Disclaimer: Am I in over my head with this? Definitely. I’m neither steeped deep enough or versed well enough in Japanese language and culture to be really accurate or even respectful in this blog post. However, the music is amazing, so I will quietly use my Get Out of Jail Free pass. Hopefully I will introduce you to something new and exciting!
This is a fascinating, perplexing album, by a fascinating, perplexing band, especially to an American. Gesu no Kiwami Otome, which roughly translates as “The Most Extremely Vulgar Girl”, was formed in 2012 by the front-man of Japanese rock group Indigo La End, Enon Kawatani.
He transformed his band from a catchy, guitar focused indie act into a who-the-hell knows-what. Gesu no Kiwami Otome’s first album, Odorenainara Gesuninatte Shimaeyo, which very roughly translates as, “If you can’t dance then you must be a lowlife piece of shit”, is a frantic, out of control, piano-centric romp of an album. It storms through 29 minutes of music about dancing, interpreted as crazy piano riffs alternated with power guitar-rock, hush-hush rapping, male and female band members shouting back and forth, super catchy choruses, with the ugly, fierce, and relentless drama of life as a curtain to pull down at the conclusion of the frenzied dance.
Well, “The Most Extremely Vulgar Girl” is back with a full-length LP, Daruma Ringo, which translates as “Apple Dharma” (as in the Buddhist concept and historical figure Bodhidharma).
Besides the fact that I can’t even quite wrap my head around the title of the album, Kawatani is back with a vengeance. This time it’s not just about dancing, though, and it features some of the strongest songwriting, musicianship, and creativity that I have thus heard in an album by an artist from any country in 2017. It’s fast and frantic, beautiful and tender, expansive and progressive stampede of music, with all of the energy of Odorenainara Gesuninatte Shimaeyo, but with a lot more color to it, influences ranging from progressive rock to hip-hop, and has a lot more sonic invention to soak in along the way.
The album kicks off with “Happy Apple”, a frantic piano dance with one of the band’s typical stellar jazz piano solos, and one of the catchiest choruses of 2017 (piano chord progression is on point). The album moves through a series of moods, each compelling in its own right: the highway cruising, beat-focused groove of track #2 (Shadow Song); those cases where the groove kicks into overdrive and loses itself to progressive drumming (track #3, Mr. Bodhidharma) and insane background doo-wops (track #4, That Tokyo); chilled out, textured atmospheres (tracks #5 and 11, id2 and id3). My personal favorite section of the album is “Selfish Youth” (track #9) to the end. Selfish Youth is an incredible mixture of catchy-as-fuck guitar licks, and a complex structure that builds carefully to a finish, keeping track of its own momentum.
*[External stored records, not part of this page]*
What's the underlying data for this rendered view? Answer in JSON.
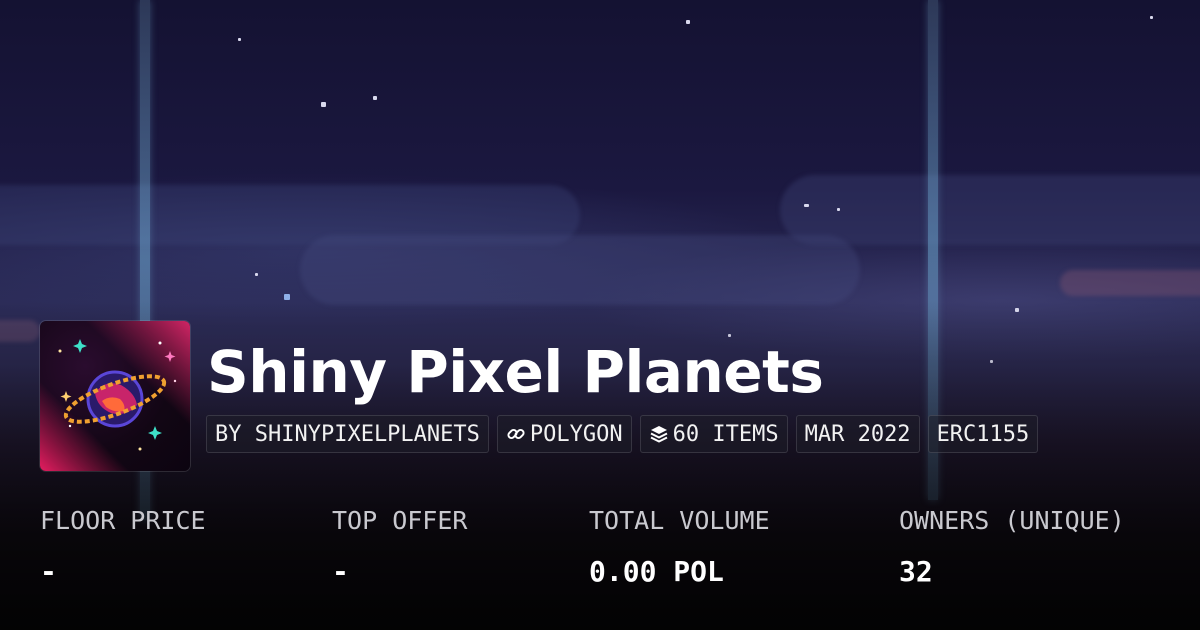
{
  "collection": {
    "title": "Shiny Pixel Planets",
    "badges": [
      {
        "label": "BY SHINYPIXELPLANETS",
        "icon": ""
      },
      {
        "label": "POLYGON",
        "icon": "chain-link-icon"
      },
      {
        "label": "60 ITEMS",
        "icon": "layers-icon"
      },
      {
        "label": "MAR 2022",
        "icon": ""
      },
      {
        "label": "ERC1155",
        "icon": ""
      }
    ]
  },
  "stats": [
    {
      "label": "FLOOR PRICE",
      "value": "-"
    },
    {
      "label": "TOP OFFER",
      "value": "-"
    },
    {
      "label": "TOTAL VOLUME",
      "value": "0.00 POL"
    },
    {
      "label": "OWNERS (UNIQUE)",
      "value": "32"
    }
  ],
  "colors": {
    "background": "#120f2e",
    "accent_pink": "#e8286e",
    "planet_ring": "#f0a030"
  }
}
From there on out, you get a crazy math-rock tirade (track #10, “I want to be your kind of novelist”), an emotional, fast-paced ballad (track #12, “Dancer in the Dancer”), and it all ends on a nutso funk jam (“Story of a Lowlife”).
Each track is unique in its own right, and altogether creates an album that, while not quite cohesive, fits together through its forceful ambition and inventiveness. It’s weird, for sure, but that doesn’t mean you won’t like most of it.
I’m not going to attempt to analyze the lyrics and meanings of the songs, since my Japanese level is simply not there yet. But there is a lot of interesting material to soak up, especially in tracks 3, 4, 8, and 9. The image of the “Most Extremely Vulgar Girl” strikes me as an ironic interpretation of the stereotypical sexy Japanese schoolgirl, an interpretation that can be seen in J-pop artists such as Oomori Seiko. For Seiko and for Kawatani as well (I think), the cutesy desirability implodes and reveals how fucked up its own concept really is. From there, identity moves on to either self-destruction (through dance for Kawatani, as seen in Seiko’s opening track “TOKYO BLACK HOLE”), or to revealing that self-acceptance and a motivated overcoming of cartoon stereotypes might lead to something truly good (through dance for Kawatani, as seen in Seiko’s closing track “Shonen Manga and Shoujou Manga”).
Bottom line: Apple Dharma is a worthwhile listen for anyone who likes music, regardless of your knowledge of or experience with Japanese culture. The catchy choruses and fiery solos are simply too fun to ignore, and the creativity is inescapable. There are plenty of parts where Kawatani overreaches: where things get too weird, or certainly where ideas get overdone or in the way of the listening experience. But that’s to be expected for an album with this level of explosive force behind it, and it still manages to wrap up at a neat 53 minutes. I respect that.
CHECK IT OUT ON SPOTIFY! Search Gesu no Kiwami Otome!
My rating: 8.9/10